Non-reader moviegoers: I can explain. You just need to read it. Unfortunately, you can't borrow my copy unless you're willing to be dropped off a roof when you want to keep it.
I wasn't nearly as ambiguous about my enjoyment of the kolaches. A kolache is an Eastern European pastry filled with fruit. In the States, kolache also refers to the same yeasty rolls when they contain practically any and all savory fillings -- the more accurate term for this kind, next time you're hungry in Prague, is klobasnek -- and they are very popular in Texas.
If you're in this great Gateway City and without a Slovak grandma to conscript for kolache creation, head down to the Kolache Factory
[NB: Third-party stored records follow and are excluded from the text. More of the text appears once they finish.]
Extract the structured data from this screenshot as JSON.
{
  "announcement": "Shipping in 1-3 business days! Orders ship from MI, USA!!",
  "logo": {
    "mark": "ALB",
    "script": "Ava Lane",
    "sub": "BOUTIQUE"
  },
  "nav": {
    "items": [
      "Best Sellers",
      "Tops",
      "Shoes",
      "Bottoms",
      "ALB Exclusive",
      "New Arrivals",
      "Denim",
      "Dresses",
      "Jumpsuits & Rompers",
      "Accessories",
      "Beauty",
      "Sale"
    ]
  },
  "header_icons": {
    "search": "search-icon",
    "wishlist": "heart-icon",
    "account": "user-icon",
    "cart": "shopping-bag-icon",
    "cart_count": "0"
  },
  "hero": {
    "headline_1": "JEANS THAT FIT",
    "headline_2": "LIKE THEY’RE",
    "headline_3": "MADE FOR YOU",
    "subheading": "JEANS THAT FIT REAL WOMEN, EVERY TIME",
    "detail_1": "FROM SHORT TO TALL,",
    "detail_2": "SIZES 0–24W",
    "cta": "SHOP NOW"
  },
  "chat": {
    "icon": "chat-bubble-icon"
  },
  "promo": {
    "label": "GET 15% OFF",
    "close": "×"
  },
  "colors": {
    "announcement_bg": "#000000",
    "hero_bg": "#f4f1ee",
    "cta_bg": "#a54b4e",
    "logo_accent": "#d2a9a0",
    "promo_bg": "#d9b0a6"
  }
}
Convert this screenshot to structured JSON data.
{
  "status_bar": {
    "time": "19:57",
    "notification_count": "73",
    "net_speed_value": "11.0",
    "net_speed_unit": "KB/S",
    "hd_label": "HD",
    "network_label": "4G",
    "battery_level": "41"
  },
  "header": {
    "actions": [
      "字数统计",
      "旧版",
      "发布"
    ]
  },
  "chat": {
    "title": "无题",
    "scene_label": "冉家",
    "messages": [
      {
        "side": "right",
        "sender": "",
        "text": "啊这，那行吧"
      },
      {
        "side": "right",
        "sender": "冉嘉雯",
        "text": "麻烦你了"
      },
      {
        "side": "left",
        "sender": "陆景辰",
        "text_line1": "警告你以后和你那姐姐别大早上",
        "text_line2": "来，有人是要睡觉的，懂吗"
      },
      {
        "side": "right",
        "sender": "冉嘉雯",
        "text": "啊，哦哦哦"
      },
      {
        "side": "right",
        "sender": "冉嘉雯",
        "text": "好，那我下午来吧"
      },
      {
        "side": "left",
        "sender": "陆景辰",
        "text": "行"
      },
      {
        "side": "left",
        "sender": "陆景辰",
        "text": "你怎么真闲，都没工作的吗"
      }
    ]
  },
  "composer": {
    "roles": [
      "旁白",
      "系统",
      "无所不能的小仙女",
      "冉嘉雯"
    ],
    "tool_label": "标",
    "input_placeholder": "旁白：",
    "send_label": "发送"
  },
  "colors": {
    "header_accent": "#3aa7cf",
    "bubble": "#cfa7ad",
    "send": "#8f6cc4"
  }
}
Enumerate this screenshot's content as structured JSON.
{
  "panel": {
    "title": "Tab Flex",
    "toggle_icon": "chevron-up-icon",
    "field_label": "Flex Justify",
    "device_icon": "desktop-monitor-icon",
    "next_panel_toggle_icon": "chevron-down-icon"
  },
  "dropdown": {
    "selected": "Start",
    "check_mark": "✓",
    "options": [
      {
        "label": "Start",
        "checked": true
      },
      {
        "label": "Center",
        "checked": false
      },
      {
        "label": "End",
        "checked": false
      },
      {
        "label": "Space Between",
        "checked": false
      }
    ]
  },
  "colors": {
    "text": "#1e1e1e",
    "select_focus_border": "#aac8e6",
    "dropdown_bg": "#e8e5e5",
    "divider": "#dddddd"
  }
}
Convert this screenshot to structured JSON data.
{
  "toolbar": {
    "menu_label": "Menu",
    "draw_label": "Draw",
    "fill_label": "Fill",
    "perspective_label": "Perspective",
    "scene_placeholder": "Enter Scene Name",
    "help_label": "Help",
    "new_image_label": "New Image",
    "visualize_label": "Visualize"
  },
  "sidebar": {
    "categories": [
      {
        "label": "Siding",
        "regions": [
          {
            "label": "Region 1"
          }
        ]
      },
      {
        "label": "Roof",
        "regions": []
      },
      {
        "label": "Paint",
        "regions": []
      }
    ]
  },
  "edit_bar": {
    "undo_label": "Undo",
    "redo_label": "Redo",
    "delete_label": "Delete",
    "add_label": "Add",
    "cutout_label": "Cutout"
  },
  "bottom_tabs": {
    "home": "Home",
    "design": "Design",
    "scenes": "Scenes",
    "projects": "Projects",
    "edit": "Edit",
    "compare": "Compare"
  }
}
in Brentwood. This is a speculative historian's version of Krispy Kreme had Archduke Ferdinand never been assassinated. Go early and go often: They close at 2 in the afternoon and will serve you only what's left behind the counter when you're standing there, menu be damned.
The menu can be split into roughly three parts, though all are available throughout the day: sweet, savory breakfast, and savory lunch. The sweet includes half a dozen fruit flavors (the real fruit pooled on top of a palm-sized roll like a piece of costume jewelry) as well as the unforgivingly sticky chocolate- cream cheese flavor, which is the most difficult to sneak but most satisfying to eat in the plush embrace of the theater seat.
Savory breakfast flavors (including the wonderfully filling potato, egg, and cheese) are smooth baseballs, just as good cold as warm. If you want to bring them into the theater warm, pop them in the microwave for a minute with plenty of stops for rotation -- the filling is far denser than the mouth-melting outer roll. Wrap in wax paper, then aluminum foil. The wax paper prevents sticking; the foil holds in the warmth while you make your way to your seat. These are everything good about brunch in a single handful. In fact, one of my favorite brunches of all time (there have been many) was sneaking a box of kolaches and the makings of mimosas into Laumeier Sculpture Park.
Savory lunch flavors highlight the Texan origin of the Kolache Factory chain, with the kind of jalapeño-fueled fusion that would give your babicka the vapors. The standout from this Ranchero crowd for me is the spinach kolache. Built more like the sweet kolaches than the enclosed savories, this is honest and flavorful, the earthy and slightly fibrous spinach a good counterpoint to the sweet tooth-torn dough of the roll.
I'm an inveterate punster, but that's not the only reason I paired kolaches with Watchmen
. First, they are a delicious, crowd-pleasing and highly sneakable food -- the only thing you really need to watch is trying to sneak in too many. Don't squish them. They deserve better, and it's hard to wash your pockets.
Second, a minor (though thematically textural) detail of the graphic novel that I correctly surmised would be dropped in the film is that the original Silk Specter, Sally Jupiter, actively concealed the fact that she was born to Polish parents as Sally Juspeczyk. By eating delicious kolaches while watching Watchmen, I spliced together the film I saw and the story I'd loved. This is the true aim of any sneak, the marriage of disparate enjoyments.